Septic System Components
A typical household sewage treatment system consists of a house sewer, septic tank, distribution box and absorption field.
House Sewer – The pipeline connecting the house and drain and the septic tank.
Septic Tank – Untreated liquid household wastes (sewage) will quickly clog your absorption field if not properly treated. The septic tank provides this needed treatment. When sewage enters the septic tank, the heavy solids settle to the bottom of the tank; the lighter solids, fats and greases partially decompose and rise to the surface and form a layer of scum. The solids that have settled to the bottom are attacked by bacteria and form sludge. Septic tanks do not remove bacteria and, therefore, what is discharged cannot be considered safe.
Distribution Box – Serves to distribute the flow from the septic tank evenly to the absorption field or seepage pits. It is important that each trench or pit receive an equal amount of flow. This prevents overloading of one part of the system.

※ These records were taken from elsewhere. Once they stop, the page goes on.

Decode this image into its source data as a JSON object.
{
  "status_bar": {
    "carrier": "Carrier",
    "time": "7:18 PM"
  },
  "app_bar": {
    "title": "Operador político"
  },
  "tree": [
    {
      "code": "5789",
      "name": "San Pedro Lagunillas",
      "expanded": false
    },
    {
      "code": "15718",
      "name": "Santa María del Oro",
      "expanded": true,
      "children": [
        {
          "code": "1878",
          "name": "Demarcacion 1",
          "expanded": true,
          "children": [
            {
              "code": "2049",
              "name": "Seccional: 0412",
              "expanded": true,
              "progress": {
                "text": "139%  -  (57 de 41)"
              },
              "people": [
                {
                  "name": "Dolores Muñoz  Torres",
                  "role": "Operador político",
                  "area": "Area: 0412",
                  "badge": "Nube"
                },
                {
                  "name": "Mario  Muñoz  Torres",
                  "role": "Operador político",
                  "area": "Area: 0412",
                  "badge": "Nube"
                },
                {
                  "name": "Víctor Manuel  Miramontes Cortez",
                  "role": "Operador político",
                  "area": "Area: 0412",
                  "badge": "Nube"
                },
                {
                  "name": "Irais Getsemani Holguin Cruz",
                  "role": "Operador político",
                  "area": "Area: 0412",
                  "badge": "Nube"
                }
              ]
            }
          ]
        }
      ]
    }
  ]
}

Absorption Field – A system of narrow trenches partially filled with a bed of washed gravel or crushed stone into which perforated or open joint pipe is placed. The discharge from the septic tank is distributed through these pipes into the trenches and surrounding soil. The subsurface absorption field must be properly sized and constructed to assure satisfactory operation and a long life
In most rural areas and in many suburban residential areas, individual household sewage treatment systems are relied upon for the disposal of household wastes. Wherever possible, sewage should be collected in community sewers connected to a central treatment plant.
A household sewage treatment system will serve a home satisfactorily only if it is properly located, designed, constructed and maintained.
Operation and Maintenance
For tips and tricks for Septic System Maintenance . For more detailed information concerning special conditions in your area, contact your local health department.